NATIONS (Reuters) – The United States and China have struck a tentative deal on a draft U.N. Security Council resolution condemning North Korea for its December rocket launch, U.N. diplomats said on Friday, and Russia predicted it would be approved by the council.
The resolution would not impose new sanctions, but would call for expanding existing U.N. sanctions measures against Pyongyang, the envoys said on condition of anonymity. They added that China’s support for the move would be a significant diplomatic blow to Pyongyang.
The 15-nation council could adopt the compromise resolution next week, they said.
Russian U.N. Ambassador Vitaly Churkin confirmed the diplomats’ comments in remarks quoted by the Russian state-run RIA Novosti news agency, saying that adoption was likely early next week.
“I expect we will support it,” RIA quoted Churkin as saying. “I don’t expect that the U.N. Security Council members will have any serious problems (with the resolution).”
“Our position is that the North Korean rocket launch is a violation of a U.N. Security Council resolution, so the council should react,” he said.
South Korean Ambassador Kim Sook told reporters that the draft might take a few days to reach the council.
The United States had wanted to punish North Korea with a U.N. Security Council resolution that imposed new sanctions against Pyongyang, but Beijing rejected that option.
Beijing had wanted the council to merely issue a statement calling for the council’s North Korea sanctions committee to expand the existing U.N. blacklists, diplomats said.
The tentative deal, they said, was that Washington would forgo the idea of immediate new sanctions, while Beijing would accept the idea of a resolution instead of a statement, which makes the rebuke more forceful.
Assuming the North Korea sanctions committee agrees to expand existing measures, the resolution will ultimately lead to more stringent sanctions against Pyongyang.
“It might not be much but the Chinese move is significant,” a council diplomat said. “The prospect of a (new) nuclear test might have been a game changer (for China).”
After North Korea’s April 2012 rocket launch, the council passed a so-called “presidential statement” that condemned the move and urged the North Korea sanctions committee to tighten the existing U.N. sanctions regime.
The sanctions committee then blacklisted additional North Korean firms and broadened a list of items Pyongyang was banned from importing.
Washington was determined not to use the same formula as last year, so it insisted that the council adopt a resolution, not a presidential statement as China had wanted.
China is the North’s only major diplomatic ally, though it agreed to U.N. sanctions against Pyongyang in the wake of North Korea’s 2006 and 2009 nuclear tests.
North Korea is already banned under Security Council resolutions from developing nuclear and missile technology but has been working steadily on its nuclear test site, possibly in preparation for a third nuclear test, satellite images show.

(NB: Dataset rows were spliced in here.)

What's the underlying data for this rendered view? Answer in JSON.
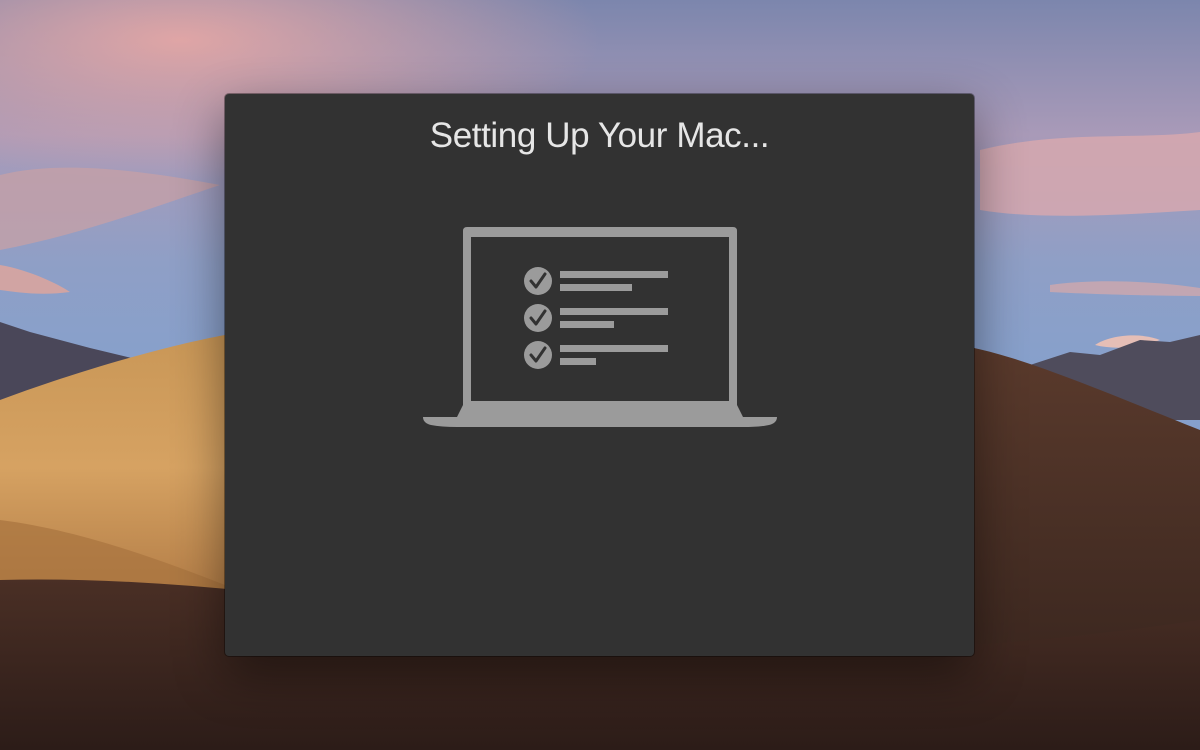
{
  "window": {
    "title": "Setting Up Your Mac..."
  },
  "illustration": {
    "icon": "laptop-checklist-icon",
    "checklist_items": 3,
    "checked_items": 3
  },
  "colors": {
    "window_background": "#323232",
    "title_text": "#e6e6e6",
    "illustration": "#9b9b9b"
  }
}
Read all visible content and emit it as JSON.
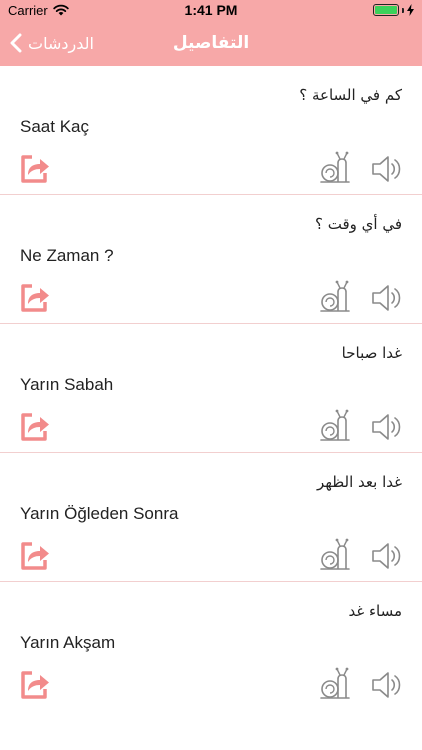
{
  "status_bar": {
    "carrier": "Carrier",
    "time": "1:41 PM"
  },
  "nav": {
    "back_label": "الدردشات",
    "title": "التفاصيل"
  },
  "colors": {
    "accent": "#f7a8a8",
    "icon_pink": "#f28b8b",
    "icon_gray": "#8a8a8a",
    "divider": "#f2cfcf"
  },
  "icons": {
    "share": "share-icon",
    "slow": "snail-icon",
    "audio": "speaker-icon"
  },
  "phrases": [
    {
      "arabic": "كم في الساعة ؟",
      "turkish": "Saat Kaç"
    },
    {
      "arabic": "في أي وقت ؟",
      "turkish": "Ne Zaman ?"
    },
    {
      "arabic": "غدا صباحا",
      "turkish": "Yarın Sabah"
    },
    {
      "arabic": "غدا بعد الظهر",
      "turkish": "Yarın Öğleden Sonra"
    },
    {
      "arabic": "مساء غد",
      "turkish": "Yarın Akşam"
    }
  ]
}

December’s successful long-range rocket launch, the first to put a satellite in orbit, was a coup for North Korea’s young leader Kim Jong-un.
It raised tensions in East Asia at the same time as Japan and South Korea elected new leaders. Washington wants them to mend relations after a dispute over an island claimed by both countries.
(Additional reporting by Steve Gutterman and Gabriela Baczynska in Moscow; Editing by Vicki Allen)